time. Owing to the long drive back we packed up about 1600hrs (we were
however the last fliers remaining) and returned back to Colin’s house
some 2½ hours away. It is of note that during both the drive down and
return I resisted the temptation to sleep, thereby confounding all the
rumours of “Neil the Sloth”……….. Engage smug mode.
With the wind back on Parlick’s Westerly slope, we returned to the Wall
site. Due to me having to commence an early start home we travelled
light to the top with a selection of Midges Weasels and Speedo models
between us. The wind was actually constantly swinging between South and
North West which affected the lift somewhat. Never the lest, all models
were flown with no breakages thereby ending what was for us a most
enjoyable long weekend.
Upon our return we were faced with the problem of repacking my car so as
to contain not only the models but a very nice Scott hybrid bicycle
which Colin had very generously donated to me. The plan being me to
eventually obtain a state of fitness that didn’t require Colin’s thumb
hovering over the speed dial button to the ambulance service every time
that we ascent Parlick.
Colin was committed to visiting relatives over the following weekend,
the silver lining in the cloud being that the location was in easy reach
of either Crook’s Peak or Westbury White Horse. Those of long memory may
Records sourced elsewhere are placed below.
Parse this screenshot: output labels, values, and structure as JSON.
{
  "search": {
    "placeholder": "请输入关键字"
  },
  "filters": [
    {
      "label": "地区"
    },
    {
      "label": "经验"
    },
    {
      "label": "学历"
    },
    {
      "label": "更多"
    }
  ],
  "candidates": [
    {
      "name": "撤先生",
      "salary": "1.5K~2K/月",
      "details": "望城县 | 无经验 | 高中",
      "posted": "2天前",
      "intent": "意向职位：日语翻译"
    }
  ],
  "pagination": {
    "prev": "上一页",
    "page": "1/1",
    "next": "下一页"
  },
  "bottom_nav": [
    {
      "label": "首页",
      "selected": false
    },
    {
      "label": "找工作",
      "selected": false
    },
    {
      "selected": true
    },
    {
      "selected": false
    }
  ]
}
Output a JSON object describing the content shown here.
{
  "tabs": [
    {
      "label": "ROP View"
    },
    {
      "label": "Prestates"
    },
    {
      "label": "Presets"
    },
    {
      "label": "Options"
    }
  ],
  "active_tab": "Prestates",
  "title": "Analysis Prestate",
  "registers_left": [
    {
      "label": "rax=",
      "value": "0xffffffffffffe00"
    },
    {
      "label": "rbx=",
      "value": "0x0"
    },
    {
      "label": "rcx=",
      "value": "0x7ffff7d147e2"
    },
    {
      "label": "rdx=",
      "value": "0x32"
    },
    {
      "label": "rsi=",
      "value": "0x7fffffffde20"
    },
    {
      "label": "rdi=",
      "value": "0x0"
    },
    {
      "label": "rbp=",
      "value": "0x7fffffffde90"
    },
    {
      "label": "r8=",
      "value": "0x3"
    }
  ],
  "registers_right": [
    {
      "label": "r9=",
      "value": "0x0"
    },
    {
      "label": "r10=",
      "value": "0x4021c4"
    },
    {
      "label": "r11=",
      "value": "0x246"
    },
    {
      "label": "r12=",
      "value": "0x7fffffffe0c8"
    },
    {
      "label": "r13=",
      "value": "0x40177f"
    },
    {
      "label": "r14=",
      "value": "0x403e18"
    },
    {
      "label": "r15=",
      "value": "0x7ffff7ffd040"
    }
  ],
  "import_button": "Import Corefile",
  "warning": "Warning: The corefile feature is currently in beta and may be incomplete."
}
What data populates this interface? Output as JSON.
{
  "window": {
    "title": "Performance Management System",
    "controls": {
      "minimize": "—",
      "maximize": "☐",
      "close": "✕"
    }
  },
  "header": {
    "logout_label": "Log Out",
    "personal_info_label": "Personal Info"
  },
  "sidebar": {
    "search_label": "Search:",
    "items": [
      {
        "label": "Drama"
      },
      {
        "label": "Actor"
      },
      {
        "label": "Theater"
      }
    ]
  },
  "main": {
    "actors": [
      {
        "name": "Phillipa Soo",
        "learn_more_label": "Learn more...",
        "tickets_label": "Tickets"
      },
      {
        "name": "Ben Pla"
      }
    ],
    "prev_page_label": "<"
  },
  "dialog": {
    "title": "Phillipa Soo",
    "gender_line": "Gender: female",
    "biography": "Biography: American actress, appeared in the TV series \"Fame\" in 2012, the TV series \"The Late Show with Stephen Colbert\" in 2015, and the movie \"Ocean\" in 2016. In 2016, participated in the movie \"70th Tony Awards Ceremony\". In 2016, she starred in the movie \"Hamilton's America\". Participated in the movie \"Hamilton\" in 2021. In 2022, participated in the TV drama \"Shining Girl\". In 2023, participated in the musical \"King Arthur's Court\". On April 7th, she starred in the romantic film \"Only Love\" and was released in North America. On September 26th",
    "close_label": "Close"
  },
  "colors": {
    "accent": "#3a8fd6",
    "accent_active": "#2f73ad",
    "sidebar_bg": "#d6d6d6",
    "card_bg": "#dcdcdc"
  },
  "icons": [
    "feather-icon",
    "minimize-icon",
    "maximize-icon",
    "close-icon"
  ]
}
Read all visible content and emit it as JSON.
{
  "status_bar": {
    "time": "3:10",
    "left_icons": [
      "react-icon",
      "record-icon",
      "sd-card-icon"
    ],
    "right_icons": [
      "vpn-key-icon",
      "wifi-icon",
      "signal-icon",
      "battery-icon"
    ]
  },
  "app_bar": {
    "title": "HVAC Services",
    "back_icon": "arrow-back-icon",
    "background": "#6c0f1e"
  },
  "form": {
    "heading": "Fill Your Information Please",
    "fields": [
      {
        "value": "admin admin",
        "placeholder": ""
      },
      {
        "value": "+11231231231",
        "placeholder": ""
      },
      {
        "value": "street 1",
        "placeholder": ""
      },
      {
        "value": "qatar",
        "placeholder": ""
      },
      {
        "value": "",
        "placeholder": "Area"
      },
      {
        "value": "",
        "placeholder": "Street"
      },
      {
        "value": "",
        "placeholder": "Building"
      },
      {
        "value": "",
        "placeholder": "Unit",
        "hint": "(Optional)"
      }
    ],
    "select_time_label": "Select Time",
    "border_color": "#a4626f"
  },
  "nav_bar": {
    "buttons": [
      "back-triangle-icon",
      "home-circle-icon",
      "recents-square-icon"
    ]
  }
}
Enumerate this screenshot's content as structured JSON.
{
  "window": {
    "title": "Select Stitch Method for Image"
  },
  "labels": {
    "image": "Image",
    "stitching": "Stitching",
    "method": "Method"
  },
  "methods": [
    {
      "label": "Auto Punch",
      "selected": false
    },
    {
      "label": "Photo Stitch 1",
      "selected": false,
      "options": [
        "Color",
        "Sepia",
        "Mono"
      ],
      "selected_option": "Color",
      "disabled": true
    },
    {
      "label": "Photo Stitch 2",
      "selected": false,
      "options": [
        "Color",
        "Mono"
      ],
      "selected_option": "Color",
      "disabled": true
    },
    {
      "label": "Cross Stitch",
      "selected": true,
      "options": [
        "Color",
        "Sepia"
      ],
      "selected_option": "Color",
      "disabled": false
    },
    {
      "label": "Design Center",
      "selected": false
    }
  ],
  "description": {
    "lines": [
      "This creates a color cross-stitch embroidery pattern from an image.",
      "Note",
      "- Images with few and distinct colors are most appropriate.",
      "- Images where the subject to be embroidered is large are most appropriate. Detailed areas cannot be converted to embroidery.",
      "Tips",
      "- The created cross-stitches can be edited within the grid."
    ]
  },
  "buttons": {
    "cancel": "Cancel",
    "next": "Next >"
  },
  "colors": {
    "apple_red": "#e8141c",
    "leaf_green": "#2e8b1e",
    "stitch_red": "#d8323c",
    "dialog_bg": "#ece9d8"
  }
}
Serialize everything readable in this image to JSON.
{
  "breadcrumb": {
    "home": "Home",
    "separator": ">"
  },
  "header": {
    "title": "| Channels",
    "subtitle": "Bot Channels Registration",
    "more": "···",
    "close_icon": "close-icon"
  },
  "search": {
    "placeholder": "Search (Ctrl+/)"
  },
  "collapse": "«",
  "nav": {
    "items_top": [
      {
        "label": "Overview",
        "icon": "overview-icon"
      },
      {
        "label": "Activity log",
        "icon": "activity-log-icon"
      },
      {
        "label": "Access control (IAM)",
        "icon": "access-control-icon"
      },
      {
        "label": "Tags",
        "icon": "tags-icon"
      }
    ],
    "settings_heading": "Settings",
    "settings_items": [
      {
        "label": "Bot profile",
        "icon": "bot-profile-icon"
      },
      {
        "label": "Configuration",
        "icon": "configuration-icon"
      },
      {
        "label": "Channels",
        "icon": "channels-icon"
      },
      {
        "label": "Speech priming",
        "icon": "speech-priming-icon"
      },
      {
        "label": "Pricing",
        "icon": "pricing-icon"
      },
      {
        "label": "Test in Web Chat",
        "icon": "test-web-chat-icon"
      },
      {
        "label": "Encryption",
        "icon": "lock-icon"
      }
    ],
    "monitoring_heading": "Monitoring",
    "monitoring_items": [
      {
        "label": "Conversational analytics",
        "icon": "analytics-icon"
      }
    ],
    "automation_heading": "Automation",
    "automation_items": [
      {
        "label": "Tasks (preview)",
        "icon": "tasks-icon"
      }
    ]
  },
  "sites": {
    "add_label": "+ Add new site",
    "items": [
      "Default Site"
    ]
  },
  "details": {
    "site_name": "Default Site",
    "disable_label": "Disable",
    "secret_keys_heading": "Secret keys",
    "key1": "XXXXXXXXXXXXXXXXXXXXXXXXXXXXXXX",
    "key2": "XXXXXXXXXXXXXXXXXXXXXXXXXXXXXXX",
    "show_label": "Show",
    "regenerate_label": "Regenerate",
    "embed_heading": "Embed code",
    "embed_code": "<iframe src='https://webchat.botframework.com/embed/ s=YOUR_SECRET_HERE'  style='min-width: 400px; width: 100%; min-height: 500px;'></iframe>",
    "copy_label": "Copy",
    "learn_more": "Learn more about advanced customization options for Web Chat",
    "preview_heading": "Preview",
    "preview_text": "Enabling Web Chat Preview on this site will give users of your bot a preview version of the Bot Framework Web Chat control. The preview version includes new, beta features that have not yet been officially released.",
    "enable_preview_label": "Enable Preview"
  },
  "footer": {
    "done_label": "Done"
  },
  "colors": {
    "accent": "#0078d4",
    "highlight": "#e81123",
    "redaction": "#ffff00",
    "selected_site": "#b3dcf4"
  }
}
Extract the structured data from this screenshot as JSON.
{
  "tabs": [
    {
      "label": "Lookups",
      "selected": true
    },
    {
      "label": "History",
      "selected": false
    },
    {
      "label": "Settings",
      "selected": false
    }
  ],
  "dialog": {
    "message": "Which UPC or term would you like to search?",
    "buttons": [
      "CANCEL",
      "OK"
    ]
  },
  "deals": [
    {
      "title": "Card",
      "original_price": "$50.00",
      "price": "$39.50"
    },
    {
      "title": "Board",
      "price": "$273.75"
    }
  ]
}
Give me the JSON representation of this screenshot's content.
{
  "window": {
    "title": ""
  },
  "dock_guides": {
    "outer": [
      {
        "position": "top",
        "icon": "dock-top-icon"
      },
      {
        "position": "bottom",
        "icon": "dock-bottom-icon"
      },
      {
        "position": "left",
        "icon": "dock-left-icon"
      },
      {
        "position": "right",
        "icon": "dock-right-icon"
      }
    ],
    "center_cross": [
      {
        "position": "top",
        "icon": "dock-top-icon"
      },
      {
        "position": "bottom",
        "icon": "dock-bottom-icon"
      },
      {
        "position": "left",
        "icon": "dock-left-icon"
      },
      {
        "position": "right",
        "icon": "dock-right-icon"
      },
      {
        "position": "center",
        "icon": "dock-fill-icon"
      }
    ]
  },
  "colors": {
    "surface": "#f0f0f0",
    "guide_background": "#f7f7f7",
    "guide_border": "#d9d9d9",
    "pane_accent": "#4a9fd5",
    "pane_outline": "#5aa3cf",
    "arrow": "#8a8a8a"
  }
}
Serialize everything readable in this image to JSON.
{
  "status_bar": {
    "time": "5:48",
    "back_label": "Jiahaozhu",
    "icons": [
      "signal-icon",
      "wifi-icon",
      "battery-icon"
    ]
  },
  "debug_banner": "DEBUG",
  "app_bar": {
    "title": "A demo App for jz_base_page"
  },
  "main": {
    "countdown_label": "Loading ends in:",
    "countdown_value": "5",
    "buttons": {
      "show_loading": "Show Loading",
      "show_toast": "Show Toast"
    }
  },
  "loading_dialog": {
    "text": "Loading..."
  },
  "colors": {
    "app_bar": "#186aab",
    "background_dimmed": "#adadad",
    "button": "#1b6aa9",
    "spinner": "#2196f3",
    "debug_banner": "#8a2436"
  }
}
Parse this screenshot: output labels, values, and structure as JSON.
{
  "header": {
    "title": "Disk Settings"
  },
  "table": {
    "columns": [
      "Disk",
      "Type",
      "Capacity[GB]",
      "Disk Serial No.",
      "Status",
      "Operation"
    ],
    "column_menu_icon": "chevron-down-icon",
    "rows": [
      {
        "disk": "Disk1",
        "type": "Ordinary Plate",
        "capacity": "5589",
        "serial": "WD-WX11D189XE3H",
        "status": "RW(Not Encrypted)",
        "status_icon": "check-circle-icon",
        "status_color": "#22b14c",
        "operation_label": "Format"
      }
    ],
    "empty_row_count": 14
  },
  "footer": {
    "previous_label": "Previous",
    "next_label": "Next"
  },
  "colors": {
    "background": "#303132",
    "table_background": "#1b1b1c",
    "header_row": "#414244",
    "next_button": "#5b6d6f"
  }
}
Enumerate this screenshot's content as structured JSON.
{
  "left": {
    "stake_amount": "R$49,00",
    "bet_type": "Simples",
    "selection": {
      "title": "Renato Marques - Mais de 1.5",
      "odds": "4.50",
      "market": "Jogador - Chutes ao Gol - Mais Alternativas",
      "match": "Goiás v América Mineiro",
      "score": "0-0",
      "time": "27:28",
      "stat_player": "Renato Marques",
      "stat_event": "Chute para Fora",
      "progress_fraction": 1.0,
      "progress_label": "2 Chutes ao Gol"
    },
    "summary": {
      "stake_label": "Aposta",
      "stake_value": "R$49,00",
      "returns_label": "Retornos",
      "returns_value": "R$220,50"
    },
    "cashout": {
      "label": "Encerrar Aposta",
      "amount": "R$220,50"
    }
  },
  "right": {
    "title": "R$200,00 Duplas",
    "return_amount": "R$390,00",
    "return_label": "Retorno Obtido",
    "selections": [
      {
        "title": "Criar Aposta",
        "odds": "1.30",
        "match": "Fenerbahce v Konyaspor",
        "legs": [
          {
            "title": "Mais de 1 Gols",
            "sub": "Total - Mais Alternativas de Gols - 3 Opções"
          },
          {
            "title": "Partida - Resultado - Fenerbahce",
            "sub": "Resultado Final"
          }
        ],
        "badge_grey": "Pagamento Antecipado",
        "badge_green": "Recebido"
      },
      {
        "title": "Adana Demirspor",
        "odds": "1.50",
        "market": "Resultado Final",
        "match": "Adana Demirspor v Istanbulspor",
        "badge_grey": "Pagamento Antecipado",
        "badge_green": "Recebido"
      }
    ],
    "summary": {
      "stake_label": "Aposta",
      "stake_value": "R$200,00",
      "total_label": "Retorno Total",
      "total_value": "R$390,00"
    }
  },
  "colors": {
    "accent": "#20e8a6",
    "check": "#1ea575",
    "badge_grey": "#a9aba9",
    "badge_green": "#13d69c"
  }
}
recall that ascending Crook’s Peak is no walk in the park but that’s a
story for another day.